* **Your task**: Go through the records and give the number of lines that include "Lake", with nothing else.

--- Record excerpts ---

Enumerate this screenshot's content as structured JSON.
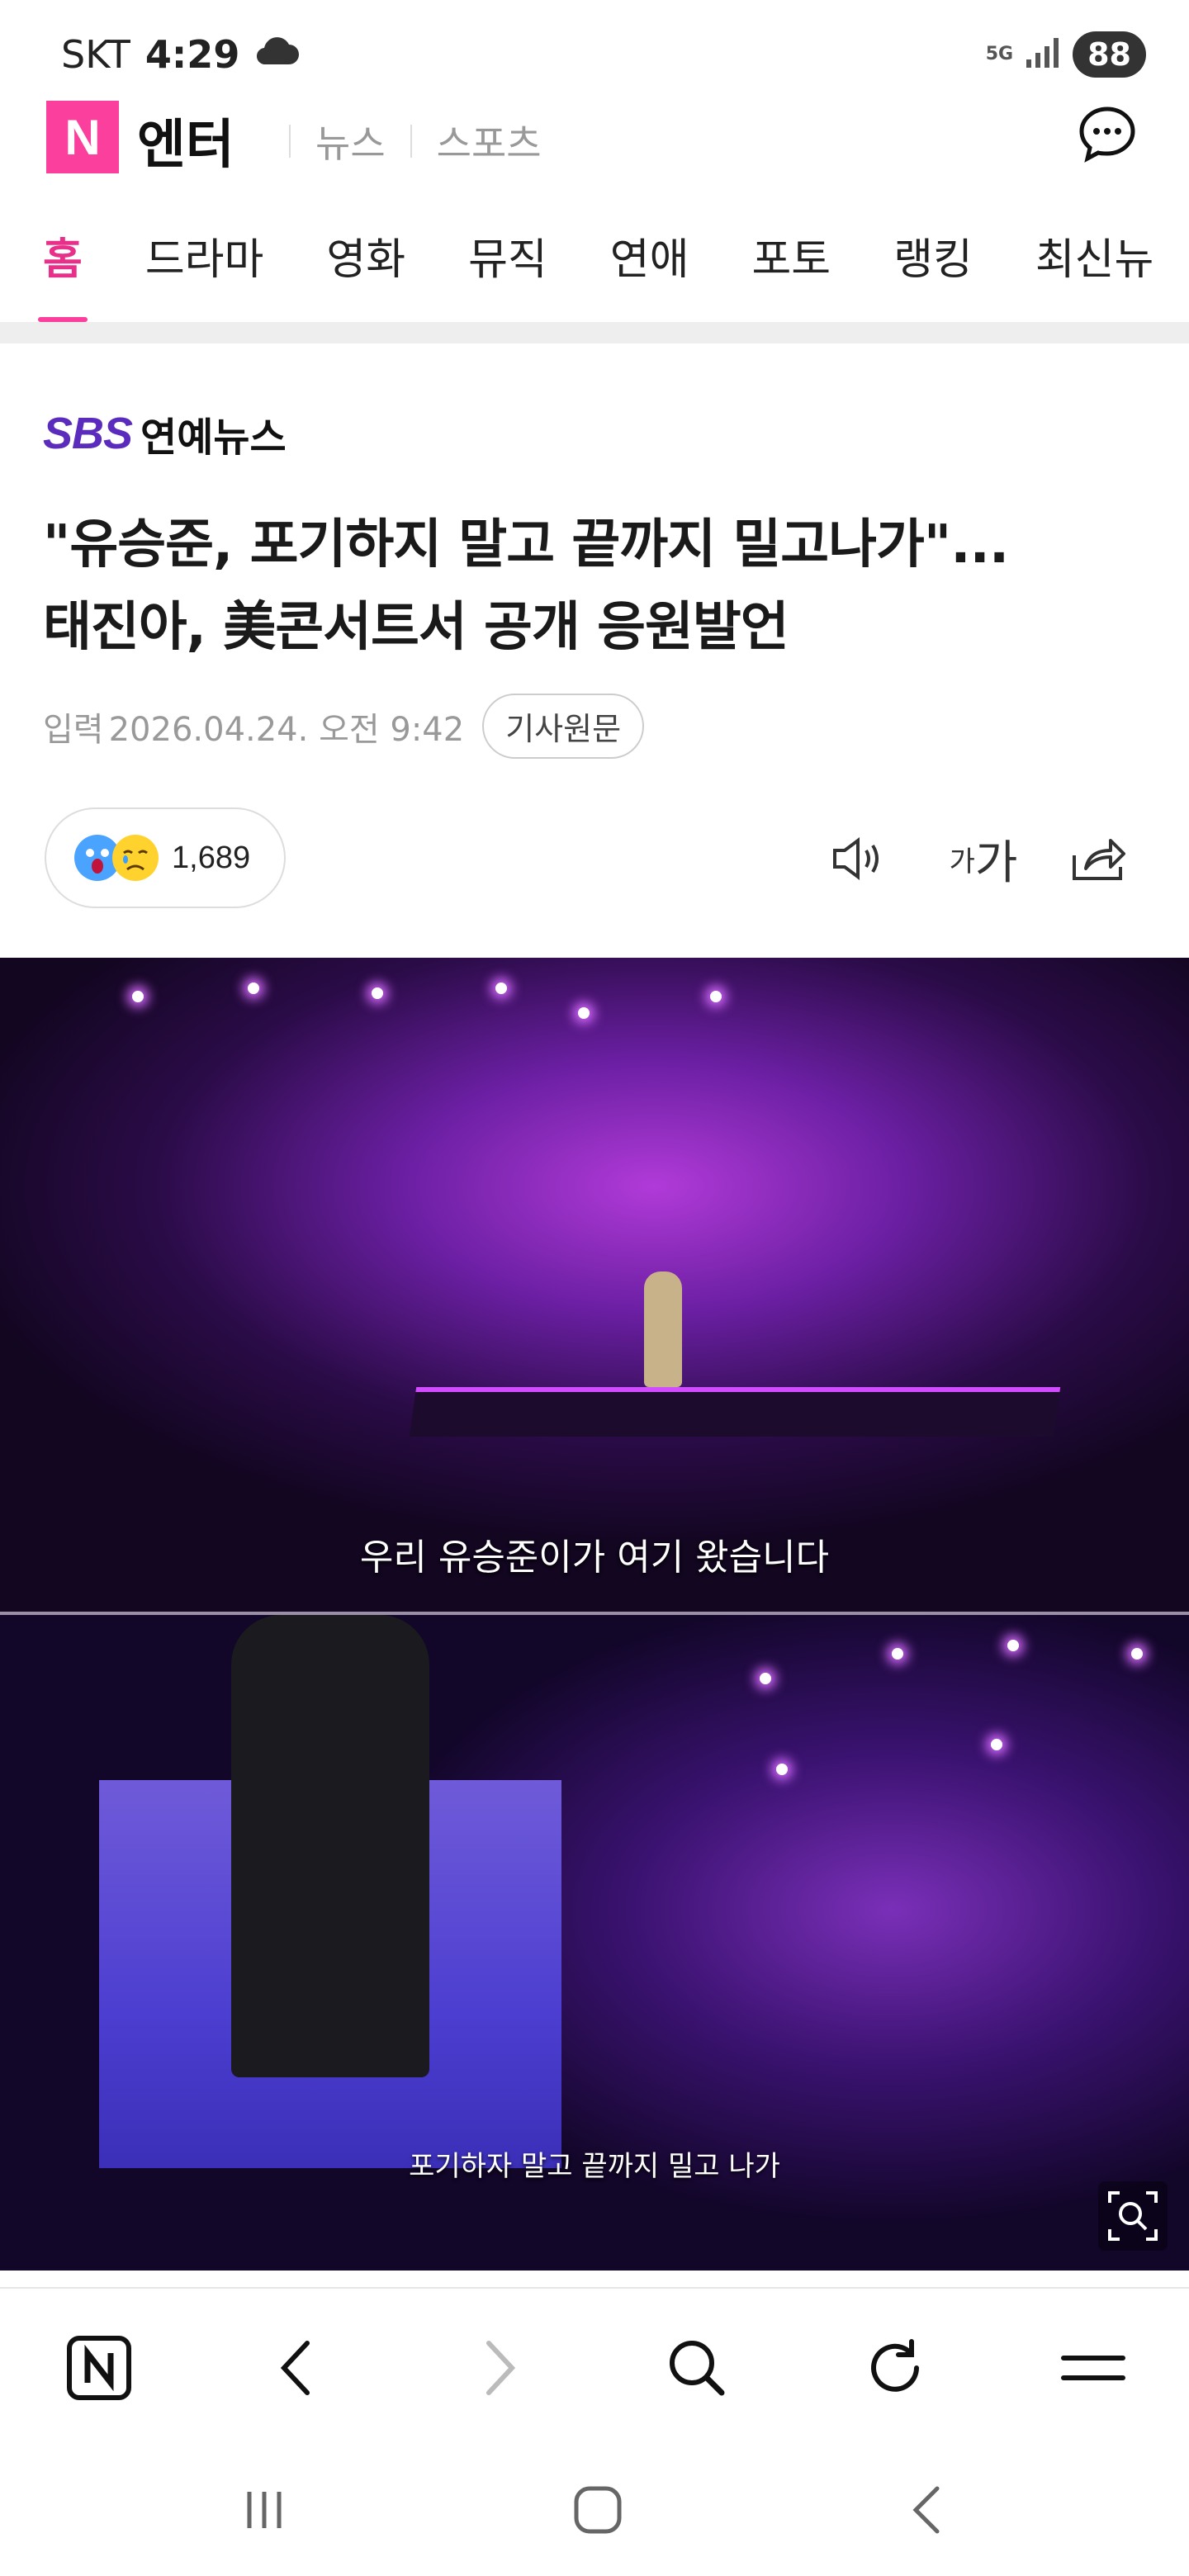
{
  "status_bar": {
    "carrier": "SKT",
    "time": "4:29",
    "network": "5G",
    "battery": "88"
  },
  "app_header": {
    "logo_letter": "N",
    "brand": "엔터",
    "links": [
      "뉴스",
      "스포츠"
    ]
  },
  "tabs": [
    "홈",
    "드라마",
    "영화",
    "뮤직",
    "연애",
    "포토",
    "랭킹",
    "최신뉴"
  ],
  "active_tab": "홈",
  "article": {
    "source_logo": "SBS",
    "source_sub": "연예뉴스",
    "title_line1": "\"유승준, 포기하지 말고 끝까지 밀고나가\"...",
    "title_line2": "태진아, 美콘서트서 공개 응원발언",
    "input_label": "입력",
    "date": "2026.04.24. 오전 9:42",
    "original_button": "기사원문",
    "reaction_count": "1,689",
    "font_small": "가",
    "font_large": "가"
  },
  "media": {
    "subtitle_top": "우리 유승준이가 여기 왔습니다",
    "subtitle_bottom": "포기하자 말고 끝까지 밀고 나가"
  },
  "colors": {
    "brand_pink": "#fa3f9d",
    "sbs_purple": "#5a2bbd"
  },
  "icons": {
    "chat": "chat-bubble-icon",
    "sound": "speaker-icon",
    "share": "share-icon",
    "zoom": "zoom-icon",
    "home": "n-home-icon",
    "back": "chevron-left-icon",
    "forward": "chevron-right-icon",
    "search": "search-icon",
    "refresh": "refresh-icon",
    "menu": "hamburger-icon"
  }
}
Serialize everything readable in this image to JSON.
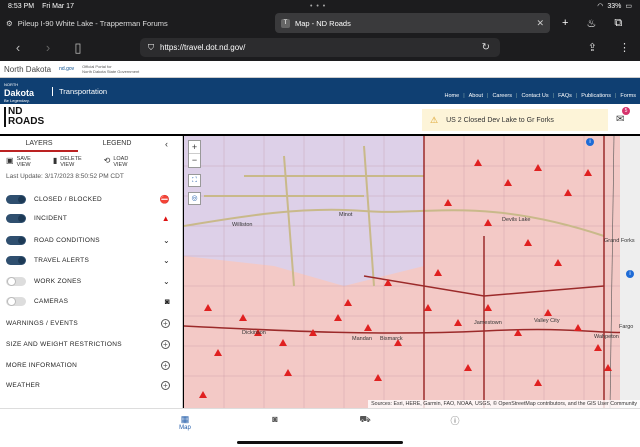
{
  "status_bar": {
    "time": "8:53 PM",
    "date": "Fri Mar 17",
    "dots": "• • •",
    "battery": "33%"
  },
  "browser": {
    "tabs": [
      {
        "title": "Pileup I-90 White Lake - Trapperman Forums",
        "favicon": "gear-icon"
      },
      {
        "title": "Map - ND Roads",
        "favicon_text": "T"
      }
    ],
    "url": "https://travel.dot.nd.gov/"
  },
  "state_header": {
    "state_name": "North Dakota",
    "gov_link": "nd.gov",
    "gov_desc_line1": "Official Portal for",
    "gov_desc_line2": "North Dakota State Government"
  },
  "banner": {
    "logo_top": "NORTH",
    "logo_main": "Dakota",
    "logo_sub": "Be Legendary.",
    "department": "Transportation",
    "menu": [
      "Home",
      "About",
      "Careers",
      "Contact Us",
      "FAQs",
      "Publications",
      "Forms"
    ]
  },
  "app": {
    "logo_line1": "ND",
    "logo_line2": "ROADS",
    "alert_text": "US 2 Closed Dev Lake to Gr Forks",
    "notification_count": "5"
  },
  "sidebar": {
    "tabs": [
      "LAYERS",
      "LEGEND"
    ],
    "tools": [
      {
        "label1": "SAVE",
        "label2": "VIEW"
      },
      {
        "label1": "DELETE",
        "label2": "VIEW"
      },
      {
        "label1": "LOAD",
        "label2": "VIEW"
      }
    ],
    "last_update": "Last Update: 3/17/2023 8:50:52 PM CDT",
    "layers": [
      {
        "label": "CLOSED / BLOCKED",
        "on": true,
        "icon": "closed-icon"
      },
      {
        "label": "INCIDENT",
        "on": true,
        "icon": "warning-icon"
      },
      {
        "label": "ROAD CONDITIONS",
        "on": true,
        "icon": "chevron-down-icon"
      },
      {
        "label": "TRAVEL ALERTS",
        "on": true,
        "icon": "chevron-down-icon"
      },
      {
        "label": "WORK ZONES",
        "on": false,
        "icon": "chevron-down-icon"
      },
      {
        "label": "CAMERAS",
        "on": false,
        "icon": "camera-icon"
      }
    ],
    "sections": [
      "WARNINGS / EVENTS",
      "SIZE AND WEIGHT RESTRICTIONS",
      "MORE INFORMATION",
      "WEATHER"
    ]
  },
  "map": {
    "zoom_in": "+",
    "zoom_out": "−",
    "cities": [
      "Williston",
      "Minot",
      "Devils Lake",
      "Grand Forks",
      "Jamestown",
      "Valley City",
      "Fargo",
      "Dickinson",
      "Mandan",
      "Bismarck",
      "Wahpeton"
    ],
    "attribution": "Sources: Esri, HERE, Garmin, FAO, NOAA, USGS, © OpenStreetMap contributors, and the GIS User Community"
  },
  "bottom_nav": {
    "items": [
      "Map",
      "",
      "",
      ""
    ]
  }
}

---

* **Response below**: 3